About this task:
The records below need to be set down again exactly; their images stay out.

[Web page and app entries]
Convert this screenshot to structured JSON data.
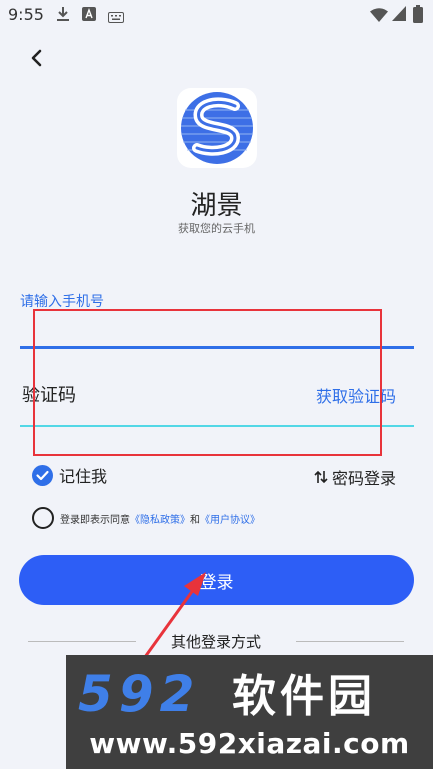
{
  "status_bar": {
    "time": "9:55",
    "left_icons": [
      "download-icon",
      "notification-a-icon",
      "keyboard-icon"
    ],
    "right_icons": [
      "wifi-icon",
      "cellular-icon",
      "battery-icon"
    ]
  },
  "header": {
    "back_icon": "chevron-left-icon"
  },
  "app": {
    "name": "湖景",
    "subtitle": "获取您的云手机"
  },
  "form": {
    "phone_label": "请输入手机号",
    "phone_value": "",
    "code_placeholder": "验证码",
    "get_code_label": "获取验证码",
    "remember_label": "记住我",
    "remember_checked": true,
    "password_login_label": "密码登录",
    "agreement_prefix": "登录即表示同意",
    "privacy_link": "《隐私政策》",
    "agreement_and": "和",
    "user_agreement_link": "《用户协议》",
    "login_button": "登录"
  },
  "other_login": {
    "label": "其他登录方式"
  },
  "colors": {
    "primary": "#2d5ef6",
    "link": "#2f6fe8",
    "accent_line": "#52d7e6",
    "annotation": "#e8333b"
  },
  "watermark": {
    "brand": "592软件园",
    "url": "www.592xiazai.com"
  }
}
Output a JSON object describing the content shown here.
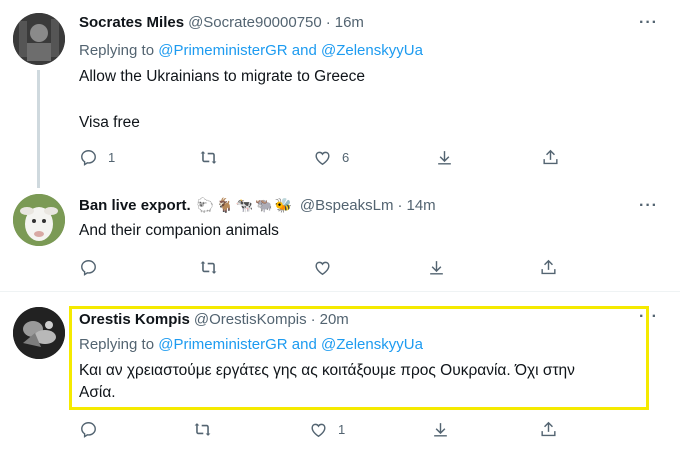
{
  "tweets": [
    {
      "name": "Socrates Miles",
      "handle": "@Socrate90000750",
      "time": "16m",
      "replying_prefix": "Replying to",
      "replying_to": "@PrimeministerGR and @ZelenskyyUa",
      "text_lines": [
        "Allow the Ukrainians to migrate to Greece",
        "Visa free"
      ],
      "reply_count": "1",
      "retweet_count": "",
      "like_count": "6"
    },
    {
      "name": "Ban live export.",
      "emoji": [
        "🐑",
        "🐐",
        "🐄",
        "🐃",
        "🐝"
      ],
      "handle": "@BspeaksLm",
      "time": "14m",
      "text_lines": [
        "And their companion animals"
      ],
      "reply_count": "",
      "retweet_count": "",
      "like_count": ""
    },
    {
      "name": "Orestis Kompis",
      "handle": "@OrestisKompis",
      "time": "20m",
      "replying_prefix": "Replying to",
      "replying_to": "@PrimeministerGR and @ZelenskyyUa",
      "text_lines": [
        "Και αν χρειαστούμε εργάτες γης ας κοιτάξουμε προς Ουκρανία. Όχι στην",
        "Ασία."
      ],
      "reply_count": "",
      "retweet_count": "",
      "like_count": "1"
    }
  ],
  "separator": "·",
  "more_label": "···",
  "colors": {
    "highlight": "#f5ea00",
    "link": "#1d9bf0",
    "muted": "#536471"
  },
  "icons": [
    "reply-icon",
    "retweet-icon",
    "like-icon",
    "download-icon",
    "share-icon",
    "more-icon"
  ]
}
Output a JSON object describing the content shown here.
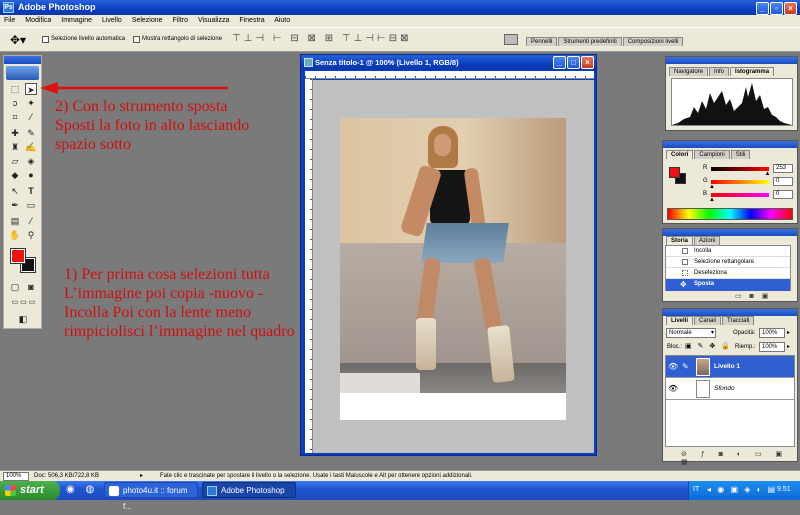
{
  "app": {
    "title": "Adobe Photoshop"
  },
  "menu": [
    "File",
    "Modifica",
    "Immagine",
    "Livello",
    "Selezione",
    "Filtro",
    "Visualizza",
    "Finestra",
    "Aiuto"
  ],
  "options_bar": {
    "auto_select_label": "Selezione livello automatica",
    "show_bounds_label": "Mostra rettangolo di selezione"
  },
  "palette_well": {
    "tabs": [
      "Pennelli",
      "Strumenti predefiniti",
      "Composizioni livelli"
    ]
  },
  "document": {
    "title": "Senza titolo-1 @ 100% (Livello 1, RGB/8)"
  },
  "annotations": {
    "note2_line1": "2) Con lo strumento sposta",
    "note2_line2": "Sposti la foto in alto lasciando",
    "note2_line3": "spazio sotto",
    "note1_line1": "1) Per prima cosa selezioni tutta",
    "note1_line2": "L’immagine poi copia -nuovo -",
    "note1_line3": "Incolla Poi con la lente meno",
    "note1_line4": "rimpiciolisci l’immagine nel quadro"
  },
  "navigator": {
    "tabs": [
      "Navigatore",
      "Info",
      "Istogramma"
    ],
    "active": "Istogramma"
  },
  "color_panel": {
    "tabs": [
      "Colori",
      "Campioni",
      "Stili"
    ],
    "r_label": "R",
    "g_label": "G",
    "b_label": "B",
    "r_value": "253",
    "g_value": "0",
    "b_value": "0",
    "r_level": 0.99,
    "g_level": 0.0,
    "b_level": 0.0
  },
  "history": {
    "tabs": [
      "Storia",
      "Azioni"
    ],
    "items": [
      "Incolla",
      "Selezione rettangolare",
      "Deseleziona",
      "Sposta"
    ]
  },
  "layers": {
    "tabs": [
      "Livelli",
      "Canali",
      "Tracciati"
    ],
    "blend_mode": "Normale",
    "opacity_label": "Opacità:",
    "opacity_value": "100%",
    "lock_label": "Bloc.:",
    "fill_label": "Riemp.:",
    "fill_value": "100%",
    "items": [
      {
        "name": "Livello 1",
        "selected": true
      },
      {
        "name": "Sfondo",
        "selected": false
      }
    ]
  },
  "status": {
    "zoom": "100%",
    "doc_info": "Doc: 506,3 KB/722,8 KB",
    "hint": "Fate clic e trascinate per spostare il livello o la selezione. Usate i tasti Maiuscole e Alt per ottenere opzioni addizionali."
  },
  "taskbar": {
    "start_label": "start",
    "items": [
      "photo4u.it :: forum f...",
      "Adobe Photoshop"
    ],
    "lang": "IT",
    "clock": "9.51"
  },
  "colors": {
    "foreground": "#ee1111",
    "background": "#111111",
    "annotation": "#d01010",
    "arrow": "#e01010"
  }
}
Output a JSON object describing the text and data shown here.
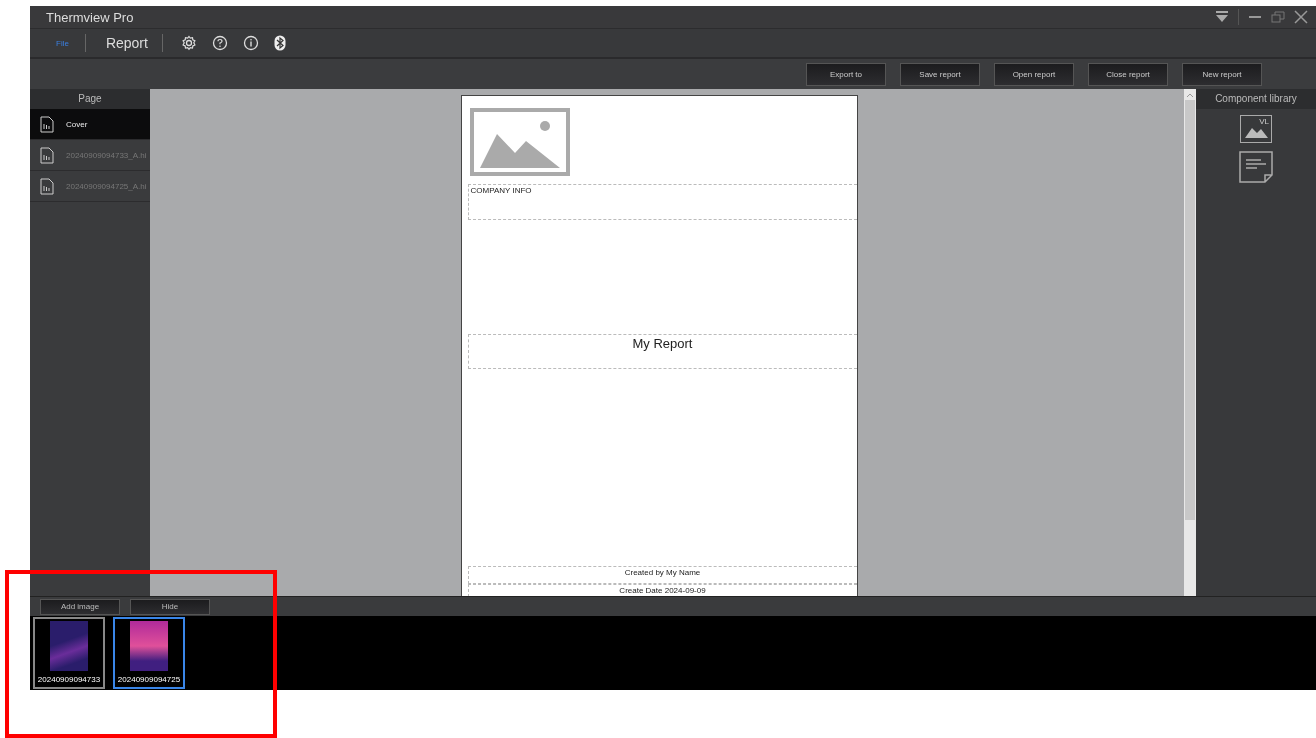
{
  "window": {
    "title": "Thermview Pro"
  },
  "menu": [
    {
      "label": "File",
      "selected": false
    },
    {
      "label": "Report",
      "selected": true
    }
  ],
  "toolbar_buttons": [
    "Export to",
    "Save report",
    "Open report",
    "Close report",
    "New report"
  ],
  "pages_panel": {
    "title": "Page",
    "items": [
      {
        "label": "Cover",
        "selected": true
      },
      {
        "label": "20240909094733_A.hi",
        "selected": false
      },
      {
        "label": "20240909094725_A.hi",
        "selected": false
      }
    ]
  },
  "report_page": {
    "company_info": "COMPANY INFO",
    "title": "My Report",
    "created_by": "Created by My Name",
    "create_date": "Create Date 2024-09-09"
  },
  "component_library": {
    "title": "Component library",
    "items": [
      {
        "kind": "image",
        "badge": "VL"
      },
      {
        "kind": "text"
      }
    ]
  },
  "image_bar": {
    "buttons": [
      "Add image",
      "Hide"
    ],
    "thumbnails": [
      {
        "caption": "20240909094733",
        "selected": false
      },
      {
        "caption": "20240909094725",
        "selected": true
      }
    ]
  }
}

Output of the task:
Convert this screenshot to structured JSON data.
{
  "status_bar": {
    "time": "9:55",
    "left_icons": [
      "download-icon",
      "notification-a-icon",
      "keyboard-icon"
    ],
    "right_icons": [
      "wifi-icon",
      "cellular-icon",
      "battery-icon"
    ]
  },
  "header": {
    "back_icon": "chevron-left-icon"
  },
  "app": {
    "name": "湖景",
    "subtitle": "获取您的云手机"
  },
  "form": {
    "phone_label": "请输入手机号",
    "phone_value": "",
    "code_placeholder": "验证码",
    "get_code_label": "获取验证码",
    "remember_label": "记住我",
    "remember_checked": true,
    "password_login_label": "密码登录",
    "agreement_prefix": "登录即表示同意",
    "privacy_link": "《隐私政策》",
    "agreement_and": "和",
    "user_agreement_link": "《用户协议》",
    "login_button": "登录"
  },
  "other_login": {
    "label": "其他登录方式"
  },
  "colors": {
    "primary": "#2d5ef6",
    "link": "#2f6fe8",
    "accent_line": "#52d7e6",
    "annotation": "#e8333b"
  },
  "watermark": {
    "brand": "592软件园",
    "url": "www.592xiazai.com"
  }
}
Output a JSON object describing the content shown here.
{
  "tweets": [
    {
      "name": "Socrates Miles",
      "handle": "@Socrate90000750",
      "time": "16m",
      "replying_prefix": "Replying to",
      "replying_to": "@PrimeministerGR and @ZelenskyyUa",
      "text_lines": [
        "Allow the Ukrainians to migrate to Greece",
        "Visa free"
      ],
      "reply_count": "1",
      "retweet_count": "",
      "like_count": "6"
    },
    {
      "name": "Ban live export.",
      "emoji": [
        "🐑",
        "🐐",
        "🐄",
        "🐃",
        "🐝"
      ],
      "handle": "@BspeaksLm",
      "time": "14m",
      "text_lines": [
        "And their companion animals"
      ],
      "reply_count": "",
      "retweet_count": "",
      "like_count": ""
    },
    {
      "name": "Orestis Kompis",
      "handle": "@OrestisKompis",
      "time": "20m",
      "replying_prefix": "Replying to",
      "replying_to": "@PrimeministerGR and @ZelenskyyUa",
      "text_lines": [
        "Και αν χρειαστούμε εργάτες γης ας κοιτάξουμε προς Ουκρανία. Όχι στην",
        "Ασία."
      ],
      "reply_count": "",
      "retweet_count": "",
      "like_count": "1"
    }
  ],
  "separator": "·",
  "more_label": "···",
  "colors": {
    "highlight": "#f5ea00",
    "link": "#1d9bf0",
    "muted": "#536471"
  },
  "icons": [
    "reply-icon",
    "retweet-icon",
    "like-icon",
    "download-icon",
    "share-icon",
    "more-icon"
  ]
}
Output a JSON object describing the content shown here.
{
  "app": {
    "title": "Adobe Photoshop"
  },
  "menu": [
    "File",
    "Modifica",
    "Immagine",
    "Livello",
    "Selezione",
    "Filtro",
    "Visualizza",
    "Finestra",
    "Aiuto"
  ],
  "options_bar": {
    "auto_select_label": "Selezione livello automatica",
    "show_bounds_label": "Mostra rettangolo di selezione"
  },
  "palette_well": {
    "tabs": [
      "Pennelli",
      "Strumenti predefiniti",
      "Composizioni livelli"
    ]
  },
  "document": {
    "title": "Senza titolo-1 @ 100% (Livello 1, RGB/8)"
  },
  "annotations": {
    "note2_line1": "2) Con lo strumento sposta",
    "note2_line2": "Sposti la foto in alto lasciando",
    "note2_line3": "spazio sotto",
    "note1_line1": "1) Per prima cosa selezioni tutta",
    "note1_line2": "L’immagine poi copia -nuovo -",
    "note1_line3": "Incolla Poi con la lente meno",
    "note1_line4": "rimpiciolisci l’immagine nel quadro"
  },
  "navigator": {
    "tabs": [
      "Navigatore",
      "Info",
      "Istogramma"
    ],
    "active": "Istogramma"
  },
  "color_panel": {
    "tabs": [
      "Colori",
      "Campioni",
      "Stili"
    ],
    "r_label": "R",
    "g_label": "G",
    "b_label": "B",
    "r_value": "253",
    "g_value": "0",
    "b_value": "0",
    "r_level": 0.99,
    "g_level": 0.0,
    "b_level": 0.0
  },
  "history": {
    "tabs": [
      "Storia",
      "Azioni"
    ],
    "items": [
      "Incolla",
      "Selezione rettangolare",
      "Deseleziona",
      "Sposta"
    ]
  },
  "layers": {
    "tabs": [
      "Livelli",
      "Canali",
      "Tracciati"
    ],
    "blend_mode": "Normale",
    "opacity_label": "Opacità:",
    "opacity_value": "100%",
    "lock_label": "Bloc.:",
    "fill_label": "Riemp.:",
    "fill_value": "100%",
    "items": [
      {
        "name": "Livello 1",
        "selected": true
      },
      {
        "name": "Sfondo",
        "selected": false
      }
    ]
  },
  "status": {
    "zoom": "100%",
    "doc_info": "Doc: 506,3 KB/722,8 KB",
    "hint": "Fate clic e trascinate per spostare il livello o la selezione. Usate i tasti Maiuscole e Alt per ottenere opzioni addizionali."
  },
  "taskbar": {
    "start_label": "start",
    "items": [
      "photo4u.it :: forum f...",
      "Adobe Photoshop"
    ],
    "lang": "IT",
    "clock": "9.51"
  },
  "colors": {
    "foreground": "#ee1111",
    "background": "#111111",
    "annotation": "#d01010",
    "arrow": "#e01010"
  }
}
Output a JSON object describing the text and data shown here.
{
  "window": {
    "title": "Thermview Pro"
  },
  "menu": [
    {
      "label": "File",
      "selected": false
    },
    {
      "label": "Report",
      "selected": true
    }
  ],
  "toolbar_buttons": [
    "Export to",
    "Save report",
    "Open report",
    "Close report",
    "New report"
  ],
  "pages_panel": {
    "title": "Page",
    "items": [
      {
        "label": "Cover",
        "selected": true
      },
      {
        "label": "20240909094733_A.hi",
        "selected": false
      },
      {
        "label": "20240909094725_A.hi",
        "selected": false
      }
    ]
  },
  "report_page": {
    "company_info": "COMPANY INFO",
    "title": "My Report",
    "created_by": "Created by My Name",
    "create_date": "Create Date 2024-09-09"
  },
  "component_library": {
    "title": "Component library",
    "items": [
      {
        "kind": "image",
        "badge": "VL"
      },
      {
        "kind": "text"
      }
    ]
  },
  "image_bar": {
    "buttons": [
      "Add image",
      "Hide"
    ],
    "thumbnails": [
      {
        "caption": "20240909094733",
        "selected": false
      },
      {
        "caption": "20240909094725",
        "selected": true
      }
    ]
  }
}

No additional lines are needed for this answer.